▸ **Try it**
Copy each line in the data that includes the word "description".

[Items from an interface collection]
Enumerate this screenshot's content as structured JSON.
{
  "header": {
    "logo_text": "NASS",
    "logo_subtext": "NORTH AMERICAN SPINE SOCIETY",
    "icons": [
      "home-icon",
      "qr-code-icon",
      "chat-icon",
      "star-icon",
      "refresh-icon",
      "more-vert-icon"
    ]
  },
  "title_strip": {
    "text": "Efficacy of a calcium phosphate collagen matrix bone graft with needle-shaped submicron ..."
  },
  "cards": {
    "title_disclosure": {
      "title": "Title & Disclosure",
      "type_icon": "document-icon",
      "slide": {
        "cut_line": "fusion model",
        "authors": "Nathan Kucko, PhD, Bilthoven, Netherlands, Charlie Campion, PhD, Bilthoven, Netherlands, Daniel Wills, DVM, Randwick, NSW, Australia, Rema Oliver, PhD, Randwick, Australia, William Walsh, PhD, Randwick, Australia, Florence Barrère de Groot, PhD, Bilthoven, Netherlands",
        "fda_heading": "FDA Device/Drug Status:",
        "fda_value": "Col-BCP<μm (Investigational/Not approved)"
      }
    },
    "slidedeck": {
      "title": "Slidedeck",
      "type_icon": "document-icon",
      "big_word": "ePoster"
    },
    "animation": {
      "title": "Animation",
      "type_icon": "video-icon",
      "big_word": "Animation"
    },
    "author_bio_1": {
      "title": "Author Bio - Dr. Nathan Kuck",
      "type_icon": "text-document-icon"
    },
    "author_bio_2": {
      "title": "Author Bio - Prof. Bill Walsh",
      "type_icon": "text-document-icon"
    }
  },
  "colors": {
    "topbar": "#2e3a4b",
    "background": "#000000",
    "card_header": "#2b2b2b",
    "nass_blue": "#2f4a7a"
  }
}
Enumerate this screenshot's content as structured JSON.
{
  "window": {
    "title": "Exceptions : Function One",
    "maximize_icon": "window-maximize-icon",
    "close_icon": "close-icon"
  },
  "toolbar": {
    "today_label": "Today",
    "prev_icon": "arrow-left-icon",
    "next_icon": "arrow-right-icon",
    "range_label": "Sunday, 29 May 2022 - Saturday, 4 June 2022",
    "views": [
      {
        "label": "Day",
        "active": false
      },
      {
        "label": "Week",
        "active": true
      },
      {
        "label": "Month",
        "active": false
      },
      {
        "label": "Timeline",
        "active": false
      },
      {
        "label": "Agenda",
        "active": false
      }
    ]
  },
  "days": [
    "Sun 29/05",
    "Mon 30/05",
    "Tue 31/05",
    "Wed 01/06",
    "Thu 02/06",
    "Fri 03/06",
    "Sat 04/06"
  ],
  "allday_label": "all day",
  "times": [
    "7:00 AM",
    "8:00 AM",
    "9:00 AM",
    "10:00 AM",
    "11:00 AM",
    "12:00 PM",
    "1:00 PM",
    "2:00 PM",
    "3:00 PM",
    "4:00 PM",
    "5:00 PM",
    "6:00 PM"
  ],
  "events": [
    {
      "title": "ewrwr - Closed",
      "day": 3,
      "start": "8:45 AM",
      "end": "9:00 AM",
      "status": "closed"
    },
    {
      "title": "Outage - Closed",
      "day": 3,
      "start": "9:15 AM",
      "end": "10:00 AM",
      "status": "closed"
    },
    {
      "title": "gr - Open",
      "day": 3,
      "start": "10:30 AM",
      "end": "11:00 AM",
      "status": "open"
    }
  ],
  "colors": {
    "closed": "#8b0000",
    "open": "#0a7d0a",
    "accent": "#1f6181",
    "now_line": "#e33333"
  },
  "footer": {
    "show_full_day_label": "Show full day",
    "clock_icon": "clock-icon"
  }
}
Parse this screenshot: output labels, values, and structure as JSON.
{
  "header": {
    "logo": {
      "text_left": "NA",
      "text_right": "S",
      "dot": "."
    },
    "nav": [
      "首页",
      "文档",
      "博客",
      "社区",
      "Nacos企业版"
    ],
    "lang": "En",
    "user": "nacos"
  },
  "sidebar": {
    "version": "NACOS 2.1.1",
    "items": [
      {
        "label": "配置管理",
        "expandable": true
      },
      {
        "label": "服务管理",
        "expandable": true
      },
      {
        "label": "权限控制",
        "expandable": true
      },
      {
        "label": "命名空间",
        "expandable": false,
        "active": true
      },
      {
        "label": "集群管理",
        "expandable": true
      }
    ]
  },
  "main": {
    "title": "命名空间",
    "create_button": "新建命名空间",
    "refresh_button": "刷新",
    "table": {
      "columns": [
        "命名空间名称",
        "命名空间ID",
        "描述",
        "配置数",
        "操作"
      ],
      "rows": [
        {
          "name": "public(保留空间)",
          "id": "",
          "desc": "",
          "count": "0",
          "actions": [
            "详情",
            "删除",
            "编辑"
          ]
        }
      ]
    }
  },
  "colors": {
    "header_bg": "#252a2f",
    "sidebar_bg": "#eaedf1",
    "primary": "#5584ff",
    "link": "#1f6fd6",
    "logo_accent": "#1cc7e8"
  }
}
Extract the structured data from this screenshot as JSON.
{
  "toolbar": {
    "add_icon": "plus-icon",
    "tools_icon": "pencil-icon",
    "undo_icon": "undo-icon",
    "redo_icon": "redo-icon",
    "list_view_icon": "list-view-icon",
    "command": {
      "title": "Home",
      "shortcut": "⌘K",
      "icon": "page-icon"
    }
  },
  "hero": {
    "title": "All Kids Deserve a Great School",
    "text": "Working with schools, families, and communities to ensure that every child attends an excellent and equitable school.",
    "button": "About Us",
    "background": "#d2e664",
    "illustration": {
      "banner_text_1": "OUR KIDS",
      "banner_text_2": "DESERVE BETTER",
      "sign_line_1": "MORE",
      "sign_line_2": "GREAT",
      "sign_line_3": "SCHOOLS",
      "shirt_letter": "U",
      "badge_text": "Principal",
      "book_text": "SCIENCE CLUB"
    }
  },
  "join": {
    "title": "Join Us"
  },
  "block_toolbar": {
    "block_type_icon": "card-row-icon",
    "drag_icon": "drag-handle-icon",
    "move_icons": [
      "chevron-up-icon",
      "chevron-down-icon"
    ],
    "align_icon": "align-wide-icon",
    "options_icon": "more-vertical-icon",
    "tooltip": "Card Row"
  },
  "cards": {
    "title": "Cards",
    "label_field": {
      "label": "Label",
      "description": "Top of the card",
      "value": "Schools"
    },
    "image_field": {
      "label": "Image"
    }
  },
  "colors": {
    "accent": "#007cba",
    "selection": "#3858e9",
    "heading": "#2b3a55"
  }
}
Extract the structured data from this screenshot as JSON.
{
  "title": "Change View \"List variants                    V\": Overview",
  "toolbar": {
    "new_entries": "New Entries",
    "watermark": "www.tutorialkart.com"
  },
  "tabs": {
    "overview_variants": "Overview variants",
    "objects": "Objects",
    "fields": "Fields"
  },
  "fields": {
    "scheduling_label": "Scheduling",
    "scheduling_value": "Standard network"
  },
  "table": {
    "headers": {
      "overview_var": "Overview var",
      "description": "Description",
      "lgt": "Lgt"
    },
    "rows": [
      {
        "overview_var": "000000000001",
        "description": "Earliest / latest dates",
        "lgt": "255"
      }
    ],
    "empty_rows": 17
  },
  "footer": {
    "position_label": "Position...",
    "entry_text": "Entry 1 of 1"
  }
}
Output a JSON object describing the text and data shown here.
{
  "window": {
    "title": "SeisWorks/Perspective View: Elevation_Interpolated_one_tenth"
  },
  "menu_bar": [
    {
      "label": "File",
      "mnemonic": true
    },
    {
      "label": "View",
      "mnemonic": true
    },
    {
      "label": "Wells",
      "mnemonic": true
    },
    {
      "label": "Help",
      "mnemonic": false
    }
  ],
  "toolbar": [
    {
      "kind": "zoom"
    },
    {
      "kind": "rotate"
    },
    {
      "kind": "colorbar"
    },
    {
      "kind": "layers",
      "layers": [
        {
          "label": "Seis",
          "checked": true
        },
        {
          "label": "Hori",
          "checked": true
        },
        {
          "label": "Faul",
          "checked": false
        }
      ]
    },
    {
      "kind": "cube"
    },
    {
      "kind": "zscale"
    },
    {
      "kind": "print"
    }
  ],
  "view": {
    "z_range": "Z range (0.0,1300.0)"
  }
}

▸ **Final answer**
      "description": "Top of the card",
      "description": "Description",
        "description": "Earliest / latest dates",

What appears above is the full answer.